Many things can trigger a migraine attack, including what we eat and drink.
According to the Migraine Research Foundation, foods that trigger migraine may only do so when combined with other triggers. But this combination — and any trigger in general — is highly individualized, making research difficult.
There’s no such thing as a universal migraine trigger. But there are some common triggers that can cause or contribute to migraine episodes in some people.
But according to the American Migraine Foundation, caffeine can actually help stop oncoming migraine attacks. It can also offer headache relief with occasional use.
Foods and drinks with caffeine include:
Many processed foods contain artificial sweeteners. These are sugar alternatives that are added to foods and drinks to add sweetness.
But these sweeteners can cause migraine. Aspartame in particular is thought to trigger migraine episodes.
Red wine in particular was reported as a trigger in over 77% of the participants who reported alcohol as a trigger.
Alcohol can cause dehydration, which is a significant contributor in developing headaches.
According to the American Migraine Foundation, chocolate is thought to be the second most common trigger for migraine attacks after alcohol. They say it affects an estimated 22 percent of people who experience migraine.
Chocolate contains both caffeine and beta-phenylethylamine, which may trigger headaches in some people.
Monosodium glutamate (MSG) is a sodium salt of glutamic acid, which naturally exists in our bodies.
MSG is found in certain foods, and present in many foods as a food additive. It’s considered safe to eat, but some researchers link it to migraine attacks.
The American Migraine Foundation notes that it may trigger severe migraine episodes in 10 to 15 percent of those with migraine. Other preservatives may also be a trigger in some people.
Cured meats — including deli meats, ham, hot dogs, and sausages — all contain preservatives called nitrates, which preserve color and flavor.
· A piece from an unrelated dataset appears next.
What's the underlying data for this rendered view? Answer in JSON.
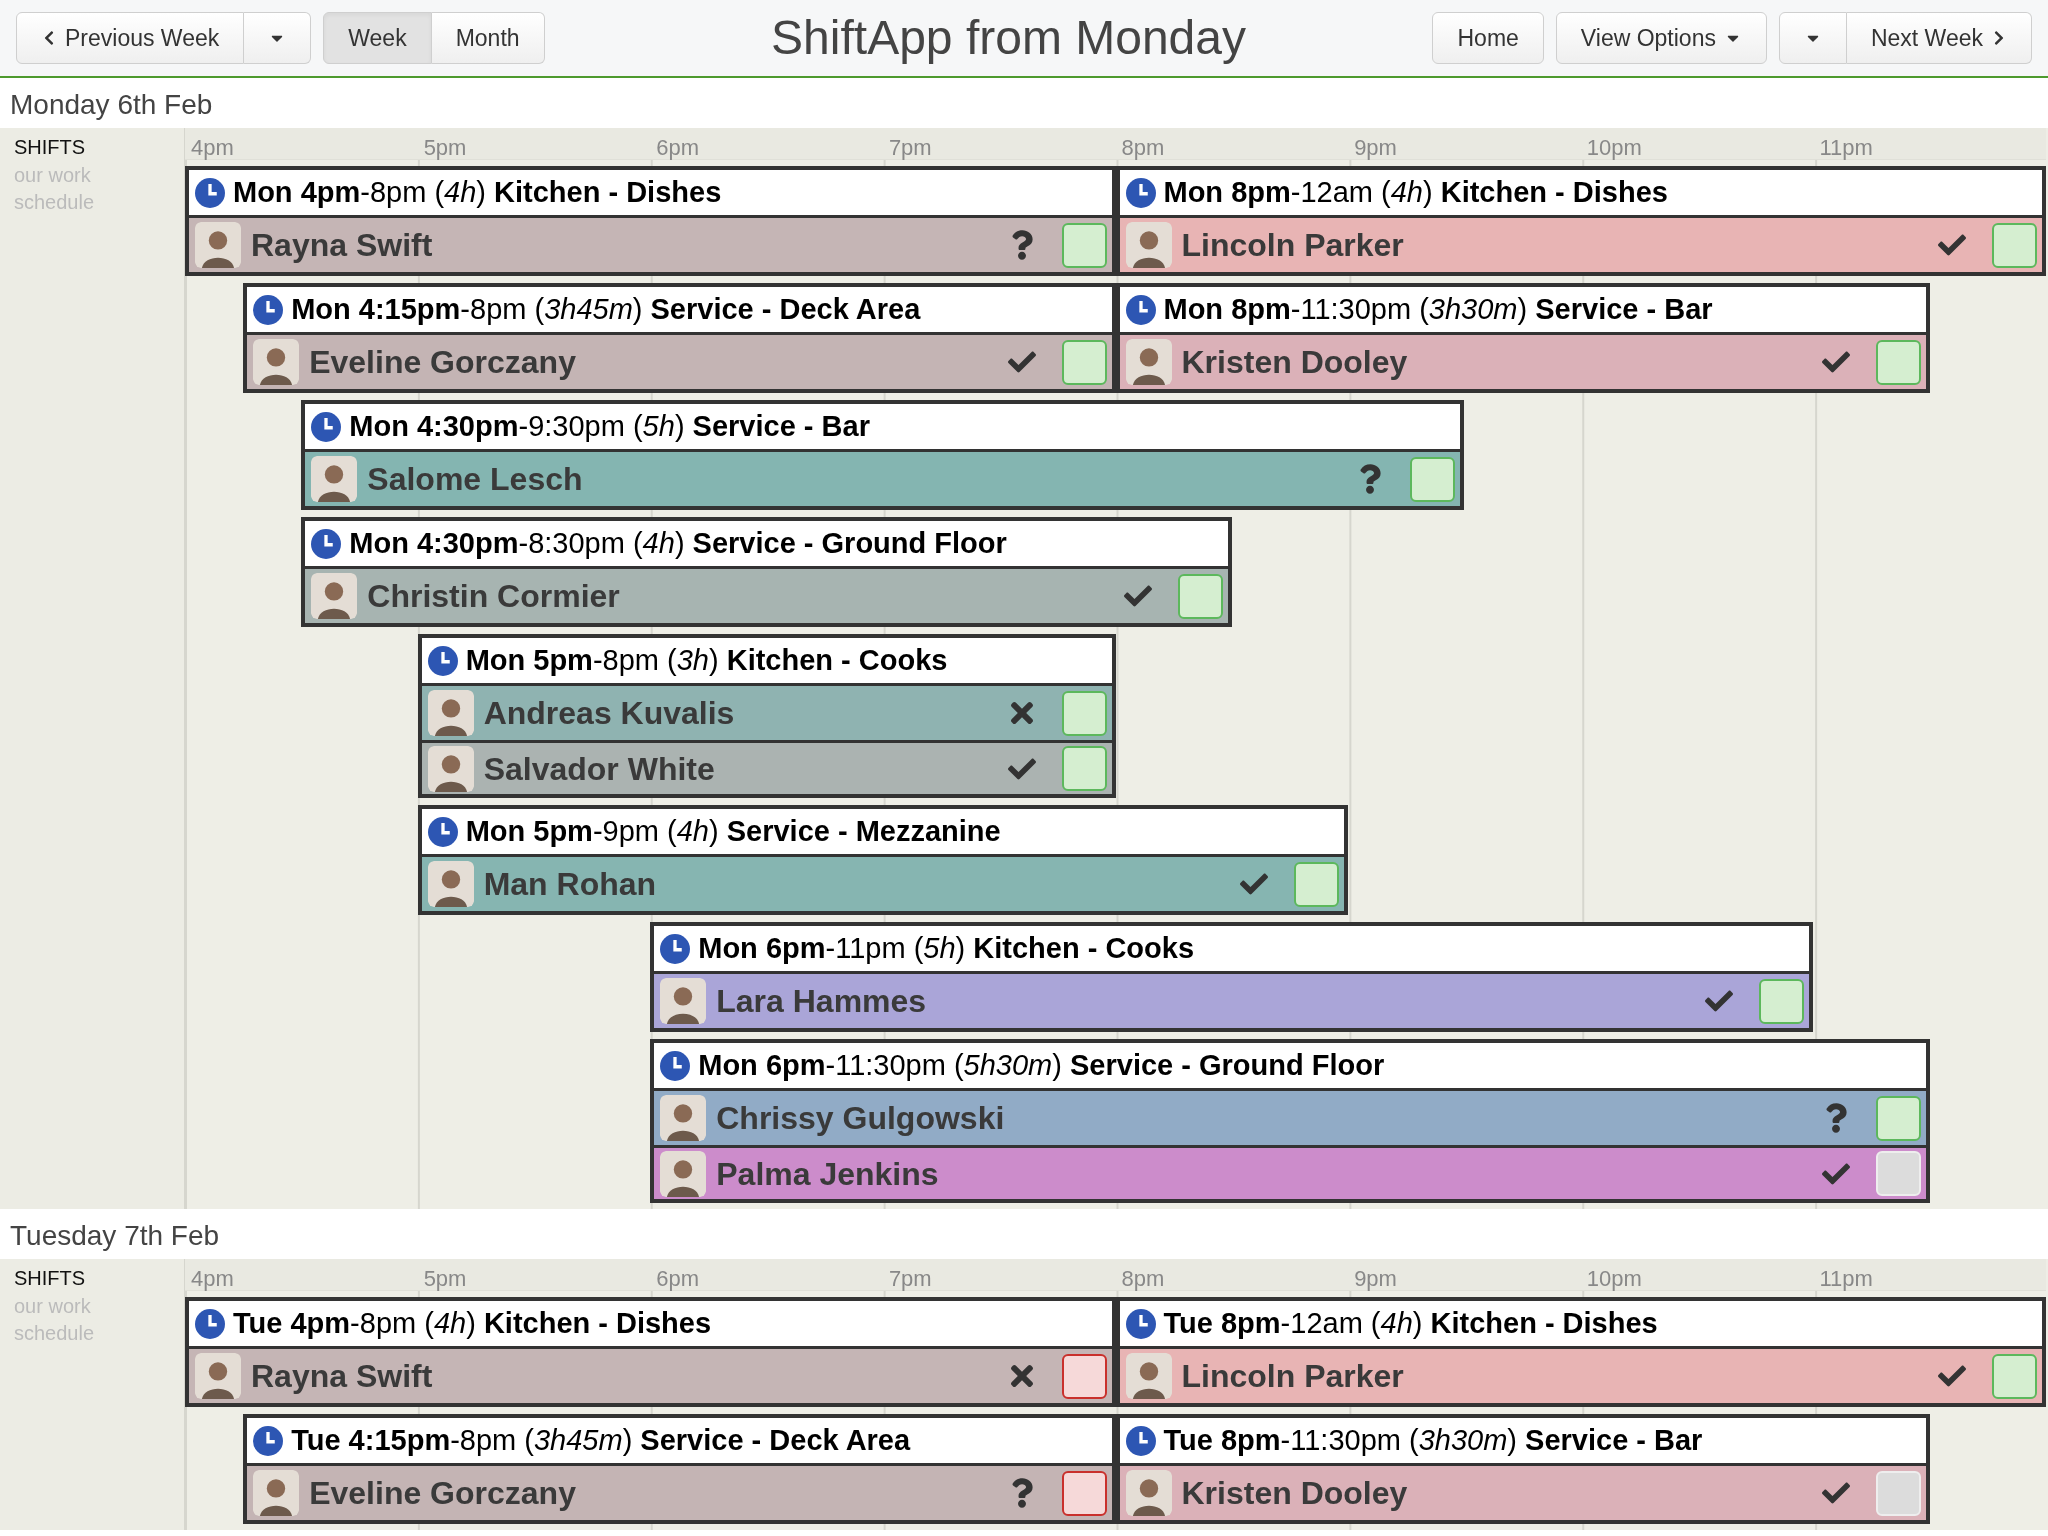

These foods can release nitric oxide into the blood, which is thought to dilate blood vessels in the brain.
Aged cheeses contain a substance called tyramine. It forms when a food’s aging causes the breakdown of proteins.
The longer the cheese has aged, the higher the tyramine content will be.
Tyramine is another chemical that has been said to trigger headaches and migraine. Common cheeses that are high in tyramine include:
- blue cheese
Like aged cheeses, pickled and fermented foods can contain high amounts of tyramine. These foods include:
- kombucha (which can also have alcoholic content)
- pickled okra
- pickled jalapeños
Eating frozen foods and drinks like ice cream or slushies can trigger severe, stabbing pains in the head.
You’re most likely to experience headaches that become migraine attacks if you’re eating cold food quickly, after exercising, or when overheated.
Salty foods — especially salty processed foods that may contain harmful preservatives — may trigger migraine in some people.
Consuming high levels of sodium can increase blood pressure, causing headaches or migraine attacks.
Treatment for migraine can involve a combination of prescription and over-the-counter (OTC) medications and alternative remedies.
For occasional headache or migraine pain, you can take OTC medications like Excedrin Migraine to relieve pain. Your doctor may also prescribe triptan medications to relieve pain.
If you experience regular migraine episodes, your doctor will likely prescribe preventive medications. These may include beta-blockers, which can lower blood pressure and reduce migraine attacks.
Antidepressants are also sometimes prescribed to prevent migraine symptoms, even in those without depression.
There’s evidence that some alternative remedies can help treat migraine. These include:
Migraine episodes can be painful and interrupt your life. Fortunately, there are some lifestyle changes you can make and habits to adopt that can help you prevent them.
- eating regularly and never skipping meals
- limiting your caffeine intake
- getting plenty of sleep
- reducing the stress in your life by trying yoga, mindfulness, or meditation
- limiting the amount of time you’re looking at bright lights, or are in direct sunlight, which can both cause sensory migraine
- taking frequent “screen breaks” from television, the computer, and other screens
- trying an elimination diet to help you identify any food allergies or intolerances that may be headache triggers